§ **Records for this exercise**
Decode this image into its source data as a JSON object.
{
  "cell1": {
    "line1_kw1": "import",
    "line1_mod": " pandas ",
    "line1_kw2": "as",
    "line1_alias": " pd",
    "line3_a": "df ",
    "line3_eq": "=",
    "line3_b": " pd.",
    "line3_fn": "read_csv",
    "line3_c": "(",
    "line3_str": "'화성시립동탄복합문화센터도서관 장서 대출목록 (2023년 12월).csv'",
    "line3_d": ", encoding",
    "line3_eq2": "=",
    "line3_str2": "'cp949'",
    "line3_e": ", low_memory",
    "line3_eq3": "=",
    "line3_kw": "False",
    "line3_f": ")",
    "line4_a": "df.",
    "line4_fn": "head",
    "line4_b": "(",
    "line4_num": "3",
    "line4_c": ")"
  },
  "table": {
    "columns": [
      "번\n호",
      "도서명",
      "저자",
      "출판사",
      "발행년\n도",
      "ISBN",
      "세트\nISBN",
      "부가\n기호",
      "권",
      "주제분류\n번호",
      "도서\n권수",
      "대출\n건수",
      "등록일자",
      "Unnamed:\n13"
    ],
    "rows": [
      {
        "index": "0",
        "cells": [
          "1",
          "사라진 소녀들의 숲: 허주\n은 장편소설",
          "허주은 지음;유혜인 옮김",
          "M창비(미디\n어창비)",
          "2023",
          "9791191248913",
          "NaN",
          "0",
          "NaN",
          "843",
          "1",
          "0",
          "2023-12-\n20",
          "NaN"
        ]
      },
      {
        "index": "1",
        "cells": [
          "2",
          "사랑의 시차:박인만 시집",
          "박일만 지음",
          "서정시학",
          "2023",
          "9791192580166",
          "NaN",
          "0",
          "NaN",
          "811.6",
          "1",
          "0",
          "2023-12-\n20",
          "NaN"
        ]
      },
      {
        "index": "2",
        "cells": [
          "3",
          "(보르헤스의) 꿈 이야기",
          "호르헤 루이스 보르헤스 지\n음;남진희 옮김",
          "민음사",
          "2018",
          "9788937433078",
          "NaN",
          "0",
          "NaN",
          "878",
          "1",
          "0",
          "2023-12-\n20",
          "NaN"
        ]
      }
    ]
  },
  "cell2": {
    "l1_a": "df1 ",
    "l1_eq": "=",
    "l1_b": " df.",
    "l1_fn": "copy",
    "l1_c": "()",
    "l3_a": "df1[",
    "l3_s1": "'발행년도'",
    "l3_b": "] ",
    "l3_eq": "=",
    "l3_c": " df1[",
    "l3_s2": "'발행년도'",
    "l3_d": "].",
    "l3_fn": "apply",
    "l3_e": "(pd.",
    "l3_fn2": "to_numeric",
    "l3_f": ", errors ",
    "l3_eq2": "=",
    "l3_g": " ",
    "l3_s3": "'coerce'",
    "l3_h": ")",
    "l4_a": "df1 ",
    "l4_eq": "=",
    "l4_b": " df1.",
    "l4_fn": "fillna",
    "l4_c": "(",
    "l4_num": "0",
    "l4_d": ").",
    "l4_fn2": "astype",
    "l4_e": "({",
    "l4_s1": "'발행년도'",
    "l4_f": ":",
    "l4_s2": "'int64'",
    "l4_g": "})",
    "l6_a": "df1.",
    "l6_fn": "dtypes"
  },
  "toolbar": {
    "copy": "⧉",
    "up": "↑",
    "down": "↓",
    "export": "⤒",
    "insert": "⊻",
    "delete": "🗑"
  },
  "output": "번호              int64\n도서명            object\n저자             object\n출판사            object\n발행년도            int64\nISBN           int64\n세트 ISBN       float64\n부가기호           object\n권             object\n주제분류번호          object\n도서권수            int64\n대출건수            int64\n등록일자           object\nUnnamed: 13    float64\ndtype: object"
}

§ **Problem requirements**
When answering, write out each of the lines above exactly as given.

§ **Exercise output**
Decode this image into its source data as a JSON object.
{
  "cell1": {
    "line1_kw1": "import",
    "line1_mod": " pandas ",
    "line1_kw2": "as",
    "line1_alias": " pd",
    "line3_a": "df ",
    "line3_eq": "=",
    "line3_b": " pd.",
    "line3_fn": "read_csv",
    "line3_c": "(",
    "line3_str": "'화성시립동탄복합문화센터도서관 장서 대출목록 (2023년 12월).csv'",
    "line3_d": ", encoding",
    "line3_eq2": "=",
    "line3_str2": "'cp949'",
    "line3_e": ", low_memory",
    "line3_eq3": "=",
    "line3_kw": "False",
    "line3_f": ")",
    "line4_a": "df.",
    "line4_fn": "head",
    "line4_b": "(",
    "line4_num": "3",
    "line4_c": ")"
  },
  "table": {
    "columns": [
      "번\n호",
      "도서명",
      "저자",
      "출판사",
      "발행년\n도",
      "ISBN",
      "세트\nISBN",
      "부가\n기호",
      "권",
      "주제분류\n번호",
      "도서\n권수",
      "대출\n건수",
      "등록일자",
      "Unnamed:\n13"
    ],
    "rows": [
      {
        "index": "0",
        "cells": [
          "1",
          "사라진 소녀들의 숲: 허주\n은 장편소설",
          "허주은 지음;유혜인 옮김",
          "M창비(미디\n어창비)",
          "2023",
          "9791191248913",
          "NaN",
          "0",
          "NaN",
          "843",
          "1",
          "0",
          "2023-12-\n20",
          "NaN"
        ]
      },
      {
        "index": "1",
        "cells": [
          "2",
          "사랑의 시차:박인만 시집",
          "박일만 지음",
          "서정시학",
          "2023",
          "9791192580166",
          "NaN",
          "0",
          "NaN",
          "811.6",
          "1",
          "0",
          "2023-12-\n20",
          "NaN"
        ]
      },
      {
        "index": "2",
        "cells": [
          "3",
          "(보르헤스의) 꿈 이야기",
          "호르헤 루이스 보르헤스 지\n음;남진희 옮김",
          "민음사",
          "2018",
          "9788937433078",
          "NaN",
          "0",
          "NaN",
          "878",
          "1",
          "0",
          "2023-12-\n20",
          "NaN"
        ]
      }
    ]
  },
  "cell2": {
    "l1_a": "df1 ",
    "l1_eq": "=",
    "l1_b": " df.",
    "l1_fn": "copy",
    "l1_c": "()",
    "l3_a": "df1[",
    "l3_s1": "'발행년도'",
    "l3_b": "] ",
    "l3_eq": "=",
    "l3_c": " df1[",
    "l3_s2": "'발행년도'",
    "l3_d": "].",
    "l3_fn": "apply",
    "l3_e": "(pd.",
    "l3_fn2": "to_numeric",
    "l3_f": ", errors ",
    "l3_eq2": "=",
    "l3_g": " ",
    "l3_s3": "'coerce'",
    "l3_h": ")",
    "l4_a": "df1 ",
    "l4_eq": "=",
    "l4_b": " df1.",
    "l4_fn": "fillna",
    "l4_c": "(",
    "l4_num": "0",
    "l4_d": ").",
    "l4_fn2": "astype",
    "l4_e": "({",
    "l4_s1": "'발행년도'",
    "l4_f": ":",
    "l4_s2": "'int64'",
    "l4_g": "})",
    "l6_a": "df1.",
    "l6_fn": "dtypes"
  },
  "toolbar": {
    "copy": "⧉",
    "up": "↑",
    "down": "↓",
    "export": "⤒",
    "insert": "⊻",
    "delete": "🗑"
  },
  "output": "번호              int64\n도서명            object\n저자             object\n출판사            object\n발행년도            int64\nISBN           int64\n세트 ISBN       float64\n부가기호           object\n권             object\n주제분류번호          object\n도서권수            int64\n대출건수            int64\n등록일자           object\nUnnamed: 13    float64\ndtype: object"
}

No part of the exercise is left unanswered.